Task goal>
The answer must consist of each line of the records below that contains the string "text".

Provided information>
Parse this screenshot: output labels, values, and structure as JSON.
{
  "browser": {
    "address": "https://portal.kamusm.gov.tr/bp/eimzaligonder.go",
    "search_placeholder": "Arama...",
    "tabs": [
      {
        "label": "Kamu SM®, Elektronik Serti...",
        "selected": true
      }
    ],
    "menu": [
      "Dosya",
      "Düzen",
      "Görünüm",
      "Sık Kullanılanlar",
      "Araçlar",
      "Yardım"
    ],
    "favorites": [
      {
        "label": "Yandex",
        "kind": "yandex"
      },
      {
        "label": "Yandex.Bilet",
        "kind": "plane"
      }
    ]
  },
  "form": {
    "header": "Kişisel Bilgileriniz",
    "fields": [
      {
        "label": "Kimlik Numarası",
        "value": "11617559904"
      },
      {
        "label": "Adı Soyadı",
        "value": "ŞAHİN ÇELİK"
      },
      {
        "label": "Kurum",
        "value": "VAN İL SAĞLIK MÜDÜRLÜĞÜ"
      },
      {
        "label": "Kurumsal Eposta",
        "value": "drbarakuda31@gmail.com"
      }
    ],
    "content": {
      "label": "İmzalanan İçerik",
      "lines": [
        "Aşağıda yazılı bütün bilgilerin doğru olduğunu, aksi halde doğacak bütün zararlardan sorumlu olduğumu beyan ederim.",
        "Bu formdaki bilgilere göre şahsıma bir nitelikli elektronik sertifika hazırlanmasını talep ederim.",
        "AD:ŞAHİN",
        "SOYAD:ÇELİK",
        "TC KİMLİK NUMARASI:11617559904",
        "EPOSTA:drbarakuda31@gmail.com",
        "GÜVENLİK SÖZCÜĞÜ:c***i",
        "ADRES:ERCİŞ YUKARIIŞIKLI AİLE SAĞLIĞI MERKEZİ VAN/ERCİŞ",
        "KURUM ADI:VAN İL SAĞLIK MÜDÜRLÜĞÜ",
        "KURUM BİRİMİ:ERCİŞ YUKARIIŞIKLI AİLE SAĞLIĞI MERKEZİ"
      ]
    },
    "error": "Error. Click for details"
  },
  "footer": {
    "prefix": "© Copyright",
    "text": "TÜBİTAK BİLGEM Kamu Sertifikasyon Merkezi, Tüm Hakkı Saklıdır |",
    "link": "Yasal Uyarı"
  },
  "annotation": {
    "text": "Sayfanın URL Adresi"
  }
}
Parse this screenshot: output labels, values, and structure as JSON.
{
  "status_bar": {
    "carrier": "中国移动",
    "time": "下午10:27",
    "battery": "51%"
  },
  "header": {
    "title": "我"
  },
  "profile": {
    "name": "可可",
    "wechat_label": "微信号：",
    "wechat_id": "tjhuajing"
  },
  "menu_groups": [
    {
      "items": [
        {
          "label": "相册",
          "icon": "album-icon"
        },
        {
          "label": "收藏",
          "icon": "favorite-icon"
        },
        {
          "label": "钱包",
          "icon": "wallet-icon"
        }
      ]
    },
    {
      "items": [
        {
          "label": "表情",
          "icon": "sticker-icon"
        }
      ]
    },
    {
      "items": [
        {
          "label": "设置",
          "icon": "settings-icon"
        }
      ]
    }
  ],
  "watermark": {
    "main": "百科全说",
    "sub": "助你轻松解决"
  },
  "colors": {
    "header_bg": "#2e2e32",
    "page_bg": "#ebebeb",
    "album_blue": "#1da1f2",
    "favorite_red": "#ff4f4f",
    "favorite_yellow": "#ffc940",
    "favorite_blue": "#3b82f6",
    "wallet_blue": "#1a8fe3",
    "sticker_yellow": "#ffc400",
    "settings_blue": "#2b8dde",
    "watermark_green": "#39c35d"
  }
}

Solution to the exercise>
    "text": "TÜBİTAK BİLGEM Kamu Sertifikasyon Merkezi, Tüm Hakkı Saklıdır |",
    "text": "Sayfanın URL Adresi"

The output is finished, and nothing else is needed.